“I like entrepreneurs as a result of it is all about concepts,” Lopez says now. “It is about being artistic. It is about nurturing that spirit of limitlessness, and never placing your self into one field your entire life.”
Nowadays, the “limitless” mindset has turn out to be a form of litmus check for who Lopez will companion with. “If I look throughout the room in any respect the those that work with Jennifer,” says Lisa Sequino, her JLo Magnificence cofounder, “I see individuals who get issues completed, and other people that may assume with huge influence. We love to speak about limitless alternatives.”
Lopez says that this isn’t only a private choice; it is good enterprise. “I like huge thinkers. I do not like people who find themselves scared,” she says. “As they are saying within the streets, ‘Scared cash do not earn cash.’ So don’t be concerned about cash. Don’t be concerned about something like that. I simply need individuals who assume, What is the largest factor we will do? What’s the largest aim we will have? As a result of in any other case, why waste our time?”
So for all of those entrepreneurs Lopez helps to fund, is the aim to assume greater than any monetary considerations?
“No,” Lopez says, yanking us again onto Actuality Highway. “No, no. That is not what I am saying. That might be silly. If I carry one thing to my staff they usually say, ‘Jen, I do know you like this, however here is our choices. That is how a lot that is gonna price, and we will get it completed with this,’ I am not gonna be wasteful. You possibly can’t simply not fear about cash. That is not shiny. However that is not one thing I take into consideration once I’m creating or once I’m dreaming. You possibly can’t let that encumber you.”
The loans that Grameen America affords its members — low-income ladies, lots of them immigrants — are small: beginning at $500. The common mortgage is $5,100. The ladies use these loans to restock the cabinets of their comfort retailer, construct a takeout menu at their restaurant, purchase a stitching machine to start out a tailoring enterprise, or full eyelash extension coaching to allow them to provide a brand new service of their salon. When the loans are repaid — and 99.8% of them are — the ladies are in a position to construct credit score scores, giving them entry into mainstream monetary citizenship.

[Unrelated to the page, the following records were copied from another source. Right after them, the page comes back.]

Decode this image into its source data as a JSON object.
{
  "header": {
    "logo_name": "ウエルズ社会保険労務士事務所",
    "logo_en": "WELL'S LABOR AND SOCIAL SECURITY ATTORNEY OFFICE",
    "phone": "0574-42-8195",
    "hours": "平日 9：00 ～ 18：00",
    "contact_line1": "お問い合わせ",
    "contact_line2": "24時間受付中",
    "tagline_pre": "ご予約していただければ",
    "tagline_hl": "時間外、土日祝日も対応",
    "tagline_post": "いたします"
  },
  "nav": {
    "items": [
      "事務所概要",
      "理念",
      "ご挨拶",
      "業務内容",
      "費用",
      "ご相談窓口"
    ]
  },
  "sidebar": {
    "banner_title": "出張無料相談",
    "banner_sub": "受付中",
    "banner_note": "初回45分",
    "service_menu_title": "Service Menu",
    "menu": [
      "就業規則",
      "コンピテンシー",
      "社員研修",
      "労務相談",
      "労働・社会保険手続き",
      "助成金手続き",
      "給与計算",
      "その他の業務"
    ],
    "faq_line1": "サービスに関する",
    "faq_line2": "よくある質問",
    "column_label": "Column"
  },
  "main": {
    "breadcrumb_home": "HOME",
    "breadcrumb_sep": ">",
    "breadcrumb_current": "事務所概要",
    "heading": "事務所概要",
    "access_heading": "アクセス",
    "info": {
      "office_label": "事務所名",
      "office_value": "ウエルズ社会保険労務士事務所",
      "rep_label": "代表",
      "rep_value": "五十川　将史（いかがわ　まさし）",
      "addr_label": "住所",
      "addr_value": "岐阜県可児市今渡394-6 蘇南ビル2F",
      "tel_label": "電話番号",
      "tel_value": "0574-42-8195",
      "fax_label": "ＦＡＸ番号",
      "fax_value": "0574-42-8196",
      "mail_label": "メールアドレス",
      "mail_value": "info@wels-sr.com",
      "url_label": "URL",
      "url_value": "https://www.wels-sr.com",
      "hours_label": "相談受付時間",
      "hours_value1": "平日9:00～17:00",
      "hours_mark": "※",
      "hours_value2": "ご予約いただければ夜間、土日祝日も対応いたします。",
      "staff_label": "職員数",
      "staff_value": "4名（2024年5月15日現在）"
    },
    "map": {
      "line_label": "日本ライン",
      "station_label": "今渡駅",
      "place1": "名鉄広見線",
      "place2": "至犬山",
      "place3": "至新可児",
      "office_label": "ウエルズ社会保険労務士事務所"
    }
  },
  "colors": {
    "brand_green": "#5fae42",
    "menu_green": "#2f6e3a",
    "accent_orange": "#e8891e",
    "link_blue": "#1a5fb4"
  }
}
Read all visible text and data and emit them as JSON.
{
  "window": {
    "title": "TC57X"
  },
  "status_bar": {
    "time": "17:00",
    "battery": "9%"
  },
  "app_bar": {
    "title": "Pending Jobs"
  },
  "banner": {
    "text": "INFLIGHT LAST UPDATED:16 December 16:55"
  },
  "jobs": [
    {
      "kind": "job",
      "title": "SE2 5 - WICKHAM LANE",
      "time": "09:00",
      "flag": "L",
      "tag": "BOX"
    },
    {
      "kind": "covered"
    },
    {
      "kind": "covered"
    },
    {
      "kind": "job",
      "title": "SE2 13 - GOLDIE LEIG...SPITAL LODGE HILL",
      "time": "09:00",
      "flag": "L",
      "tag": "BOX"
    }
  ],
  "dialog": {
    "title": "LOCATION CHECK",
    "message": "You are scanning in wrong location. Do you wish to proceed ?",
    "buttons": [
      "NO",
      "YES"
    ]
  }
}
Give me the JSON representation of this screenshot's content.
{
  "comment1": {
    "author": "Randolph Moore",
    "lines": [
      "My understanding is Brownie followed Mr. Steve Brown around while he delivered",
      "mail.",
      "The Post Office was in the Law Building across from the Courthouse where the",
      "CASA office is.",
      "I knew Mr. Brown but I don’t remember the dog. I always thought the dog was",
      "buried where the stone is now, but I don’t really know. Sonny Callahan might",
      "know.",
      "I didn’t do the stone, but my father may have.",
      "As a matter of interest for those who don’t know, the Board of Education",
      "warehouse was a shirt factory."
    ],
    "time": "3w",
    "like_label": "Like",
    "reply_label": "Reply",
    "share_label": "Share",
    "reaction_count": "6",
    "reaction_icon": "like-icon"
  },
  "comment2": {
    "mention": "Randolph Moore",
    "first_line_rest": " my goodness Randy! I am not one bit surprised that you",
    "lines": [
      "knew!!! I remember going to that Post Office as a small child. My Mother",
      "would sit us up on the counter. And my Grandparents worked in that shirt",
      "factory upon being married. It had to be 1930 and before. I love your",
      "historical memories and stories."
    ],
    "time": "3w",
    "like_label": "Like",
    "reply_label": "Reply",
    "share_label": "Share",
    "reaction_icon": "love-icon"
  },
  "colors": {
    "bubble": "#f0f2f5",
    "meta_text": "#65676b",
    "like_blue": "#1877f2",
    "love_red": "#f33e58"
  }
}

The loans are like slivers of goals, borrowed and paid again, strains of credit score to larger goals — beginning with the vacant storefront down the block, possibly.
However what Jennifer Lopez hopes to convey to those ladies, greater than something, is that whereas cash issues — particularly initially, when there is not a lot of it — the regard a lady has for herself is the curiosity that compounds into true success. And positive, it is simple to say all that once you’re Jennifer Lopez, one of the crucial profitable ladies on the earth. However she believes, genuinely, that the precept applies simply as a lot to ladies who’re on the beginning line. She would not need Latina entrepreneurs to really feel grateful for each greenback. She needs them to see themselves because the profitable investments they’re.
“You must be keen to fucking put within the work and do the analysis, or no matter it’s you might want to do,” Lopez says. “However when you understand that you are the individual with the concepts and the expertise and the drive to do it — then it is about valuing your self… This has been a journey for me. You have to say, ‘Wait a minute. You are lucky to put money into what I am doing right here.'”
This story is a part of Entrepreneur’s 100 Girls of Affect in 2022. Discover the remainder of the record right here.